The Soviet students are in the United States for a three-week visit that will take them to nine cities. While at Davis High, the students ate a school lunch, watched a slide presentation about the school's activities, and then visited two classrooms to exchange ideas with their American counterparts.

The visitors also planned to visit Temple Square in Salt Lake City, a McDonald's fast-food restaurant, Snowbird Ski Resort and the 49th Street Galleria.

Seven Davis and 24 other Utah students are to participate in a visit to the Soviet Union this summer as a part of the same program. Last year, 39 Utah students participated in the program, which sponsored visits by 29 delegations representing 38 states to the Soviet Union. The trips involved some 900 U.S. students.

The exchange program, which began following the 1985 U.S.-Soviet Summit in Geneva, is in its third year. It is intended to give students from both countries an opportunity to experience educational and cultural activities in the host country.

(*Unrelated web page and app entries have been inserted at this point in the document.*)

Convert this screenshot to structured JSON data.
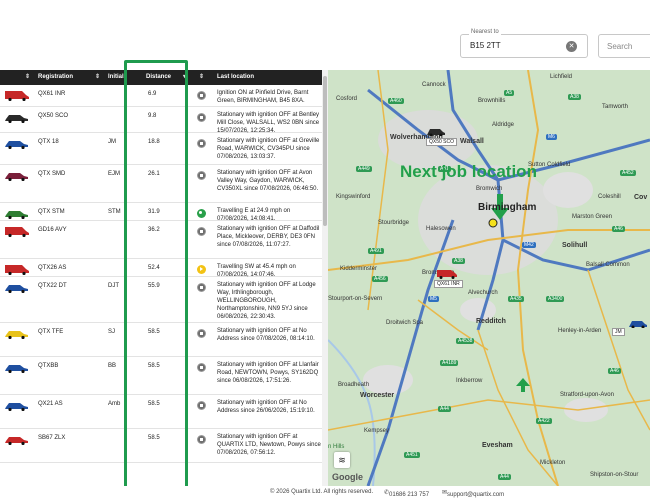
{
  "search_bar": {
    "nearest_label": "Nearest to",
    "nearest_value": "B15 2TT",
    "search_placeholder": "Search"
  },
  "table": {
    "columns": [
      "Registration",
      "Initials",
      "Distance",
      "Last location"
    ],
    "rows": [
      {
        "vehicle": "van-red",
        "registration": "QX61 INR",
        "initials": "",
        "distance": "6.9",
        "status": "stopped",
        "location": "Ignition ON at Pinfield Drive, Barnt Green, BIRMINGHAM, B45 8XA."
      },
      {
        "vehicle": "car-black",
        "registration": "QX50 SCO",
        "initials": "",
        "distance": "9.8",
        "status": "stopped",
        "location": "Stationary with ignition OFF at Bentley Mill Close, WALSALL, WS2 0BN since 15/07/2026, 12:25:34."
      },
      {
        "vehicle": "car-blue",
        "registration": "QTX 18",
        "initials": "JM",
        "distance": "18.8",
        "status": "stopped",
        "location": "Stationary with ignition OFF at Greville Road, WARWICK, CV345PU since 07/08/2026, 13:03:37."
      },
      {
        "vehicle": "car-maroon",
        "registration": "QTX SMD",
        "initials": "EJM",
        "distance": "26.1",
        "status": "stopped",
        "location": "Stationary with ignition OFF at Avon Valley Way, Gaydon, WARWICK, CV350XL since 07/08/2026, 06:46:50."
      },
      {
        "vehicle": "car-green",
        "registration": "QTX STM",
        "initials": "STM",
        "distance": "31.9",
        "status": "moving-green",
        "location": "Travelling E at 24.9 mph on 07/08/2026, 14:08:41."
      },
      {
        "vehicle": "van-red",
        "registration": "GD16 AVY",
        "initials": "",
        "distance": "36.2",
        "status": "stopped",
        "location": "Stationary with ignition OFF at Daffodil Place, Mickleover, DERBY, DE3 0FN since 07/08/2026, 11:07:27."
      },
      {
        "vehicle": "van-red-small",
        "registration": "QTX26 AS",
        "initials": "",
        "distance": "52.4",
        "status": "moving-yellow",
        "location": "Travelling SW at 45.4 mph on 07/08/2026, 14:07:46."
      },
      {
        "vehicle": "car-blue",
        "registration": "QTX22 DT",
        "initials": "DJT",
        "distance": "55.9",
        "status": "stopped",
        "location": "Stationary with ignition OFF at Lodge Way, Irthlingborough, WELLINGBOROUGH, Northamptonshire, NN9 5YJ since 06/08/2026, 22:30:43."
      },
      {
        "vehicle": "car-yellow",
        "registration": "QTX TFE",
        "initials": "SJ",
        "distance": "58.5",
        "status": "stopped",
        "location": "Stationary with ignition OFF at No Address since 07/08/2026, 08:14:10."
      },
      {
        "vehicle": "car-blue",
        "registration": "QTXBB",
        "initials": "BB",
        "distance": "58.5",
        "status": "stopped",
        "location": "Stationary with ignition OFF at Llanfair Road, NEWTOWN, Powys, SY162DQ since 06/08/2026, 17:51:26."
      },
      {
        "vehicle": "car-blue",
        "registration": "QX21 AS",
        "initials": "Amb",
        "distance": "58.5",
        "status": "stopped",
        "location": "Stationary with ignition OFF at No Address since 26/06/2026, 15:19:10."
      },
      {
        "vehicle": "car-red",
        "registration": "SB67 ZLX",
        "initials": "",
        "distance": "58.5",
        "status": "stopped",
        "location": "Stationary with ignition OFF at QUARTIX LTD, Newtown, Powys since 07/08/2026, 07:56:12."
      }
    ]
  },
  "map": {
    "annotation": "Next job location",
    "places": {
      "cosford": "Cosford",
      "cannock": "Cannock",
      "brownhills": "Brownhills",
      "lichfield": "Lichfield",
      "tamworth": "Tamworth",
      "wolverhampton": "Wolverhampton",
      "walsall": "Walsall",
      "aldridge": "Aldridge",
      "sutton": "Sutton Coldfield",
      "bromwich": "Bromwich",
      "kingswinford": "Kingswinford",
      "birmingham": "Birmingham",
      "coleshill": "Coleshill",
      "stourbridge": "Stourbridge",
      "halesowen": "Halesowen",
      "marston": "Marston Green",
      "solihull": "Solihull",
      "kidderminster": "Kidderminster",
      "bromsgrove": "Bromsgrove",
      "alvechurch": "Alvechurch",
      "balsall": "Balsall Common",
      "stourport": "Stourport-on-Severn",
      "redditch": "Redditch",
      "henley": "Henley-in-Arden",
      "droitwich": "Droitwich Spa",
      "broadheath": "Broadheath",
      "worcester": "Worcester",
      "inkberrow": "Inkberrow",
      "stratford": "Stratford-upon-Avon",
      "kempsey": "Kempsey",
      "evesham": "Evesham",
      "mickleton": "Mickleton",
      "shipston": "Shipston-on-Stour",
      "hills": "n Hills",
      "coventry": "Cov"
    },
    "tags": {
      "walsall_car": "QX50 SCO",
      "redditch_van": "QX61 INR",
      "east_car": "JM"
    },
    "roads": [
      "A460",
      "A5",
      "A38",
      "M6",
      "A452",
      "A449",
      "A41",
      "A491",
      "A456",
      "A38",
      "M5",
      "A435",
      "A46",
      "A4189",
      "A44",
      "A422",
      "A46",
      "M42",
      "A3400",
      "A44",
      "A4538",
      "A451"
    ]
  },
  "footer": {
    "copyright": "© 2026 Quartix Ltd. All rights reserved.",
    "phone": "01686 213 757",
    "email": "support@quartix.com"
  },
  "colors": {
    "highlight": "#1f9b4e",
    "header": "#222222"
  }
}
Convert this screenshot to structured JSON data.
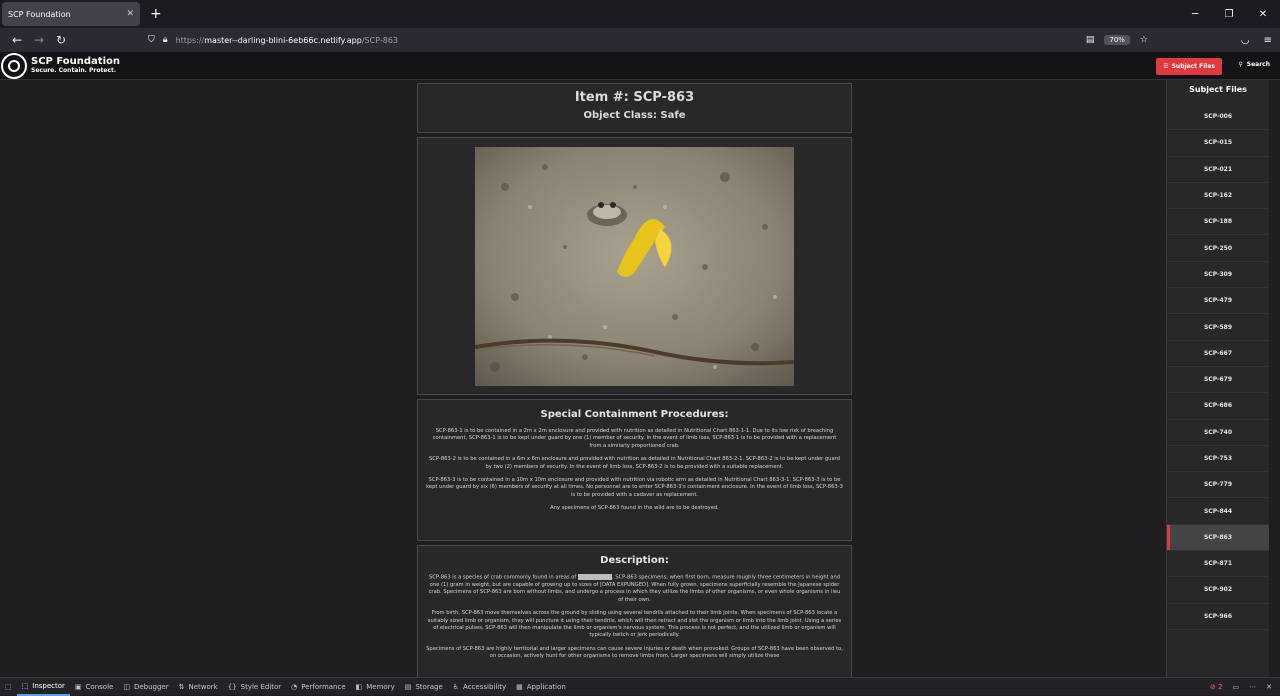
{
  "browser": {
    "tab_title": "SCP Foundation",
    "url_prefix": "https://",
    "url_host": "master--darling-blini-6eb66c.netlify.app",
    "url_path": "/SCP-863",
    "zoom": "70%"
  },
  "site": {
    "brand_title": "SCP Foundation",
    "brand_subtitle": "Secure. Contain. Protect.",
    "subject_files_button": "Subject Files",
    "search_button": "Search"
  },
  "item": {
    "title": "Item #: SCP-863",
    "object_class": "Object Class: Safe",
    "procedures_title": "Special Containment Procedures:",
    "procedures": [
      "SCP-863-1 is to be contained in a 2m x 2m enclosure and provided with nutrition as detailed in Nutritional Chart 863-1-1. Due to its low risk of breaching containment, SCP-863-1 is to be kept under guard by one (1) member of security. In the event of limb loss, SCP-863-1 is to be provided with a replacement from a similarly proportioned crab.",
      "SCP-863-2 is to be contained in a 6m x 6m enclosure and provided with nutrition as detailed in Nutritional Chart 863-2-1. SCP-863-2 is to be kept under guard by two (2) members of security. In the event of limb loss, SCP-863-2 is to be provided with a suitable replacement.",
      "SCP-863-3 is to be contained in a 10m x 10m enclosure and provided with nutrition via robotic arm as detailed in Nutritional Chart 863-3-1. SCP-863-3 is to be kept under guard by six (6) members of security at all times. No personnel are to enter SCP-863-3's containment enclosure. In the event of limb loss, SCP-863-3 is to be provided with a cadaver as replacement.",
      "Any specimens of SCP-863 found in the wild are to be destroyed."
    ],
    "description_title": "Description:",
    "description_p1_a": "SCP-863 is a species of crab commonly found in areas of ",
    "description_p1_b": ". SCP-863 specimens, when first born, measure roughly three centimeters in height and one (1) gram in weight, but are capable of growing up to sizes of [DATA EXPUNGED]. When fully grown, specimens superficially resemble the Japanese spider crab. Specimens of SCP-863 are born without limbs, and undergo a process in which they utilize the limbs of other organisms, or even whole organisms in lieu of their own.",
    "description_p2": "From birth, SCP-863 move themselves across the ground by sliding using several tendrils attached to their limb joints. When specimens of SCP-863 locate a suitably sized limb or organism, they will puncture it using their tendrils, which will then retract and slot the organism or limb into the limb joint. Using a series of electrical pulses, SCP-863 will then manipulate the limb or organism's nervous system. This process is not perfect, and the utilized limb or organism will typically twitch or jerk periodically.",
    "description_p3": "Specimens of SCP-863 are highly territorial and larger specimens can cause severe injuries or death when provoked. Groups of SCP-863 have been observed to, on occasion, actively hunt for other organisms to remove limbs from. Larger specimens will simply utilize these"
  },
  "sidebar": {
    "title": "Subject Files",
    "items": [
      "SCP-006",
      "SCP-015",
      "SCP-021",
      "SCP-162",
      "SCP-188",
      "SCP-250",
      "SCP-309",
      "SCP-479",
      "SCP-589",
      "SCP-667",
      "SCP-679",
      "SCP-686",
      "SCP-740",
      "SCP-753",
      "SCP-779",
      "SCP-844",
      "SCP-863",
      "SCP-871",
      "SCP-902",
      "SCP-966"
    ],
    "active": "SCP-863",
    "accent_color": "#e03a3e"
  },
  "devtools": {
    "tabs": [
      "Inspector",
      "Console",
      "Debugger",
      "Network",
      "Style Editor",
      "Performance",
      "Memory",
      "Storage",
      "Accessibility",
      "Application"
    ],
    "active": "Inspector",
    "error_count": "2"
  }
}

The visitors are from the city of Kalinin, about 150 miles north of Moscow. They represent a dozen secondary schools. The students were selected through a competitive system that involved both teacher votes and votes from fellow students.

The Davis students were most interested in finding out whether the visit had changed the Soviet group's opinions about the United States.

The Soviets said the biggest difference they observed between Sovietteens and American teens was the fact U.S. teens were active in church worship. They said this is uncommon in their country.

When asked about their goals, one Soviet student said he hopes the two countries will find a way to eliminate missiles and to live in peace and harmony in the world without fear of war.

This brought a thundering round of applause from the Davis students.

Asked about their impression of television in the United States, the Soviet students shook their heads and expressed amazement that anyone could understand the plots of shows, with all the commercial interruptions.